Work to be completed ▸
Your reply should hold every record exactly as given, with no pictures in it.

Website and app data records
_ _ _ _

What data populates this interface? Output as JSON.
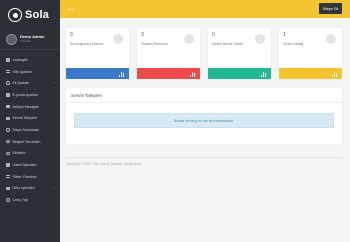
{
  "brand": {
    "name": "Sola"
  },
  "user": {
    "name": "Demo Admin",
    "role": "Yönetici"
  },
  "menu": [
    {
      "label": "Anasayfa",
      "icon": "home-icon",
      "shape": "sq"
    },
    {
      "label": "Site Ayarları",
      "icon": "settings-icon",
      "shape": "ln"
    },
    {
      "label": "Ek Ayarlar",
      "icon": "gear-icon",
      "shape": "ci",
      "arrow": "›"
    },
    {
      "label": "E-posta Ayarları",
      "icon": "mail-icon",
      "shape": "sq"
    },
    {
      "label": "İletişim Mesajları",
      "icon": "message-icon",
      "shape": "sq"
    },
    {
      "label": "Servis Talepleri",
      "icon": "ticket-icon",
      "shape": "sq"
    },
    {
      "label": "Sıkça Sorulanlar",
      "icon": "question-icon",
      "shape": "ci"
    },
    {
      "label": "Müşteri Yorumları",
      "icon": "comment-icon",
      "shape": "ci"
    },
    {
      "label": "Ekibimiz",
      "icon": "team-icon",
      "shape": "ci"
    },
    {
      "label": "Galeri İşlemleri",
      "icon": "image-icon",
      "shape": "sq"
    },
    {
      "label": "Slider Yönetimi",
      "icon": "slider-icon",
      "shape": "ln"
    },
    {
      "label": "Ürün İşlemleri",
      "icon": "box-icon",
      "shape": "sq",
      "arrow": "›"
    },
    {
      "label": "Çıkış Yap",
      "icon": "logout-icon",
      "shape": "ci"
    }
  ],
  "topbar": {
    "back_icon": "arrow-left-icon",
    "site_button": "Siteye Git"
  },
  "cards": [
    {
      "value": "3",
      "label": "Sunduğumuz Hizmet",
      "color": "#3a78c9"
    },
    {
      "value": "3",
      "label": "Toplam Personel",
      "color": "#ef4b4b"
    },
    {
      "value": "0",
      "label": "Gelen Servis Talebi",
      "color": "#23b894"
    },
    {
      "value": "1",
      "label": "Gelen Mesaj",
      "color": "#f5c431"
    }
  ],
  "panel": {
    "title": "Servis Talepleri",
    "empty_message": "Burada herhangi bir veri bulunmamaktadır."
  },
  "footer": {
    "text": "Copyright © 2022. Tüm Hakları Saklıdır. Yüzüncüsoft"
  },
  "colors": {
    "sidebar": "#2b3036",
    "accent": "#f5c431",
    "background": "#f3f4f6"
  }
}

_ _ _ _

Answer section ▸
What data populates this interface? Output as JSON.
{
  "brand": {
    "name": "Sola"
  },
  "user": {
    "name": "Demo Admin",
    "role": "Yönetici"
  },
  "menu": [
    {
      "label": "Anasayfa",
      "icon": "home-icon",
      "shape": "sq"
    },
    {
      "label": "Site Ayarları",
      "icon": "settings-icon",
      "shape": "ln"
    },
    {
      "label": "Ek Ayarlar",
      "icon": "gear-icon",
      "shape": "ci",
      "arrow": "›"
    },
    {
      "label": "E-posta Ayarları",
      "icon": "mail-icon",
      "shape": "sq"
    },
    {
      "label": "İletişim Mesajları",
      "icon": "message-icon",
      "shape": "sq"
    },
    {
      "label": "Servis Talepleri",
      "icon": "ticket-icon",
      "shape": "sq"
    },
    {
      "label": "Sıkça Sorulanlar",
      "icon": "question-icon",
      "shape": "ci"
    },
    {
      "label": "Müşteri Yorumları",
      "icon": "comment-icon",
      "shape": "ci"
    },
    {
      "label": "Ekibimiz",
      "icon": "team-icon",
      "shape": "ci"
    },
    {
      "label": "Galeri İşlemleri",
      "icon": "image-icon",
      "shape": "sq"
    },
    {
      "label": "Slider Yönetimi",
      "icon": "slider-icon",
      "shape": "ln"
    },
    {
      "label": "Ürün İşlemleri",
      "icon": "box-icon",
      "shape": "sq",
      "arrow": "›"
    },
    {
      "label": "Çıkış Yap",
      "icon": "logout-icon",
      "shape": "ci"
    }
  ],
  "topbar": {
    "back_icon": "arrow-left-icon",
    "site_button": "Siteye Git"
  },
  "cards": [
    {
      "value": "3",
      "label": "Sunduğumuz Hizmet",
      "color": "#3a78c9"
    },
    {
      "value": "3",
      "label": "Toplam Personel",
      "color": "#ef4b4b"
    },
    {
      "value": "0",
      "label": "Gelen Servis Talebi",
      "color": "#23b894"
    },
    {
      "value": "1",
      "label": "Gelen Mesaj",
      "color": "#f5c431"
    }
  ],
  "panel": {
    "title": "Servis Talepleri",
    "empty_message": "Burada herhangi bir veri bulunmamaktadır."
  },
  "footer": {
    "text": "Copyright © 2022. Tüm Hakları Saklıdır. Yüzüncüsoft"
  },
  "colors": {
    "sidebar": "#2b3036",
    "accent": "#f5c431",
    "background": "#f3f4f6"
  }
}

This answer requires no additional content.